As to whether the film conveys much more is another matter however. The plotting could of course be ripe for satire, yet the various issues – morning sickness, maternity clothing, etc. as well as larger concerns such as over-population – are merely nodded to as opposed to being mined for their comic potential. Indeed, oftentimes A Slightly Pregnant Man seems barely there which also makes you question just how funny the whole thing is. Certainly, Mastroianni makes for an amusing lead and raises the occasional smile, but then we also move along at such a lackadaisical pace it’s hard to force much out of its audience. It couldn’t be classed as a romp, for example, or be considered even remotely screwball; the first half simply builds up to the revelation which we all know is coming whilst the second pads out the consequences with a couple of unnecessary subplots.

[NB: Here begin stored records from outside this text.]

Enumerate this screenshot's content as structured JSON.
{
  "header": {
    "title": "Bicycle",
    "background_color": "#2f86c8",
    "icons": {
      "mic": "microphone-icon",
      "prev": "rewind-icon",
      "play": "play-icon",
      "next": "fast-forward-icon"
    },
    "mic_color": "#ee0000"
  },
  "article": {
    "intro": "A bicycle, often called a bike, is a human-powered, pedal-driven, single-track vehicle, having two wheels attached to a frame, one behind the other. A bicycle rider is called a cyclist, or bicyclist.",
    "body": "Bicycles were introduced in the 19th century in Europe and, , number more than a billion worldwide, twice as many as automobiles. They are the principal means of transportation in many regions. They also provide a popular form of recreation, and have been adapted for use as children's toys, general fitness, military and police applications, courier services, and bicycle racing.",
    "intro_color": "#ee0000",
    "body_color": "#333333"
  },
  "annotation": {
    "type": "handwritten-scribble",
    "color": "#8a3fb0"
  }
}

Yet A Slightly Pregnant Man is also a film which is near impossible to dislike. It may not possess Demy’s lightness of touch in all its glory, but it ambles along merrily enough. Indeed, the only thing to truly disconcert is its more dated qualities: Mirielle Matthieu’s Bond theme-esque big number; the gaudy colour schemes; Deneuve’s succession of unflattering costumes. Otherwise it’s a film to relax into. Don’t expect too much, more importantly go with it despite its flimsiness and it results in a lightweight piece of fun – exactly what it has set to do.

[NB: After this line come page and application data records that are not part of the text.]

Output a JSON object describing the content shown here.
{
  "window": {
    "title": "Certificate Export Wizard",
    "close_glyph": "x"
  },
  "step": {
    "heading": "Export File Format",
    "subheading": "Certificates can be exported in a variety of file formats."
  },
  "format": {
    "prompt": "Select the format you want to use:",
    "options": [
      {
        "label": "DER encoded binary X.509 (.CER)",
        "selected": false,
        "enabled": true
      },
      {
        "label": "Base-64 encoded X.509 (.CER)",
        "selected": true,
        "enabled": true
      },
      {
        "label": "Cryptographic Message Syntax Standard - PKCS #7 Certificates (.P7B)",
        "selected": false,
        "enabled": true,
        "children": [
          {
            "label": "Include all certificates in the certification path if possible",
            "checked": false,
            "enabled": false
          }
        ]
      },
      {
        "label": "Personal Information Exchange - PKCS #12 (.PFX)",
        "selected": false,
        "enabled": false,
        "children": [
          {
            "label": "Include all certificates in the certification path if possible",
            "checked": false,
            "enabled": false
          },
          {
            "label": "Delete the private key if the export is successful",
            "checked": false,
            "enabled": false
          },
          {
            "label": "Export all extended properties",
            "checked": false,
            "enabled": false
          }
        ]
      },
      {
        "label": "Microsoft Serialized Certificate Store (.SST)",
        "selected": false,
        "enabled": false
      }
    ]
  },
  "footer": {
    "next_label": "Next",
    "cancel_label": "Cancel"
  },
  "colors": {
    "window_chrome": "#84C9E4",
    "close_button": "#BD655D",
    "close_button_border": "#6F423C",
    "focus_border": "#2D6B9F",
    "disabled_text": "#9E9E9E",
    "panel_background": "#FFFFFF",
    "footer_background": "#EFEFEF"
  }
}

The third of Optimum’s recent trio of Jacques Demy titles, A Slightly Pregnant Man is undoubtedly given the most disappointing disc of the three. There are no extras to be found whilst the presentation is also a few notches below those of the other releases. As before we get an anamorphic transfer (at a ratio of 1.66:1) with burnt-in English subs, but here the print isn’t in as good a condition. At times the grain is heavily apparent, though otherwise damage is negligible. Disappointingly, however, we also have to contend with a soft image and some noticeable edge enhancement. All told it remains watchable, though in comparison to Donkey Skin and especially The Umbrellas of Cherbourg the difference is there to be seen. As for the soundtrack, here we find the original French mono recording and it’s in pleasing condition. It demonstrates a fine clarity and more importantly there are no technical problems to be discerned. It’s merely a disappointment that the image doesn’t live up to its qualities.
Last updated: 01/05/2018 19:15:14